As with most Realtors, real estate was not my first career. I started out as a newspaper reporter/editor/publisher, then transitioned to typography, using the typesetting equipment I had purchased for my newspapers.
Just as I’ve never let go of my love of journalism, I’ve never let go of my love of typography. I design and compose this full page ad myself every week, and I take pleasure in making it as well written and readable as possible. The choice of typefaces for headlines and text is a big part of that.
If I had my choice, the text typeface in my newspaper ads would not be 10 point Arial Narrow but a serif typeface like Times Roman. “Serifs” are those subtle accents at the bottoms, tops and ends of letters, but they play a huge role in readability. Sans-serif typefaces like Arial or Helvetica don’t have those accents. [This blog post is in Times Roman.]
At right is a Times Roman letter with serifs next to an Arial letter without serifs. Can you see how much those little serifs improve readability, especially for smaller type sizes?
As a typographer, I learned that serif typefaces should be used for text, and that sans-serif typefaces should be used only for headlines, subheads, captions, and other limited-text applications.
You’ll notice that most newspapers, magazines and books — but not most websites — follow this rule, with Times Roman the most common text typeface. The Denver Post doesn’t let me use Times Roman lest my ad be mistaken for editorial content. Compare my Arial Narrow text with the same size type in that newspaper’s news stories, and you’ll probably agree that those little serifs make text more readable. Also notice that sans-serif headlines and sub-heads work really well when combined with serif body text.
Unfortunately, Microsoft, seemingly unaware of these typographic principles, has from the beginning made sans serif typefaces like Calibri the default typefaces for Outlook, also making the default size fairly small. Given that space is not a limitation in emails or websites, it’s sad that this has become the standard. Note: You can change the default font and type size for outgoing emails in Outlook and other applications. I use 12 pt. Georgia, a particularly readable serif typeface.
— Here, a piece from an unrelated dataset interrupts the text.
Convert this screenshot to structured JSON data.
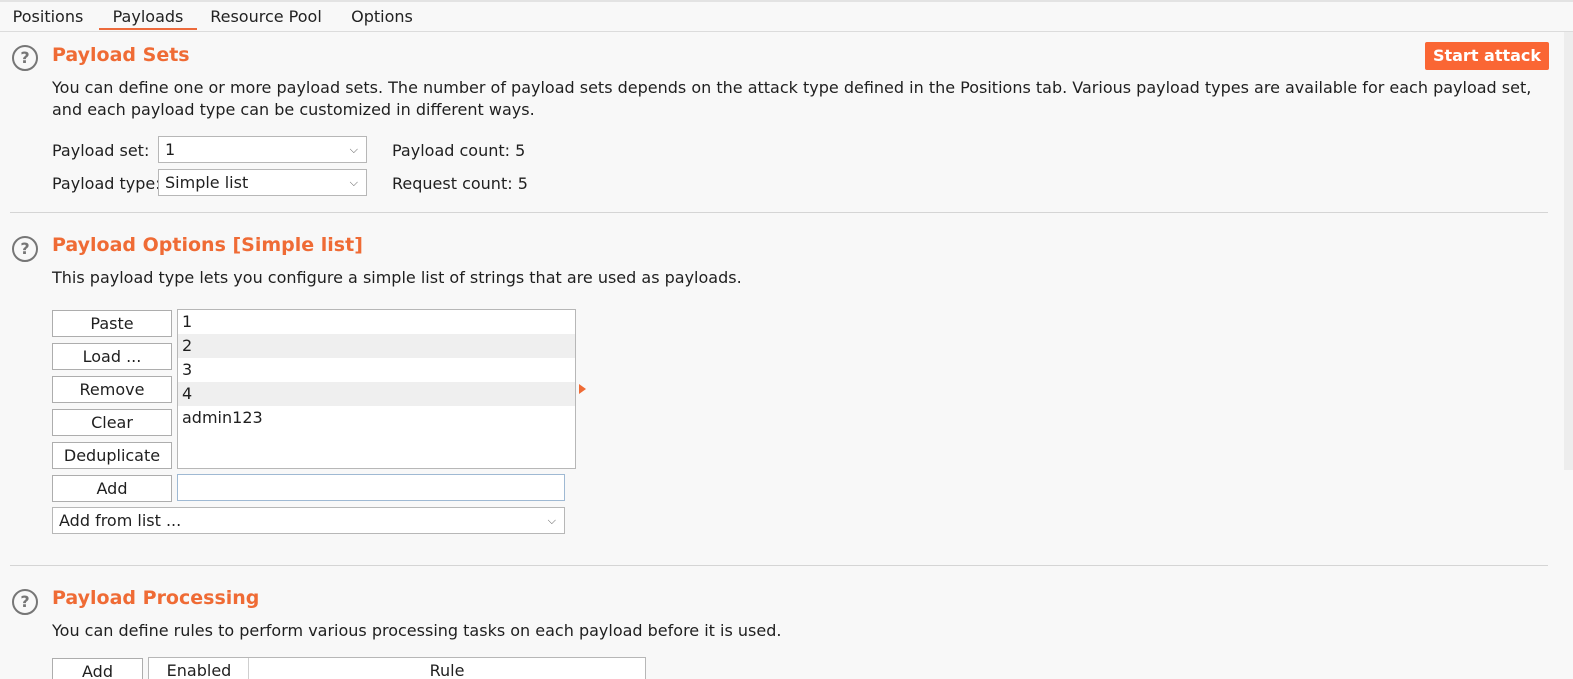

Another annoyance, especially for us older Americans, is the use of thin, gray sans-serif type instead of black serif typefaces in so many websites. Don’t webmasters value readability?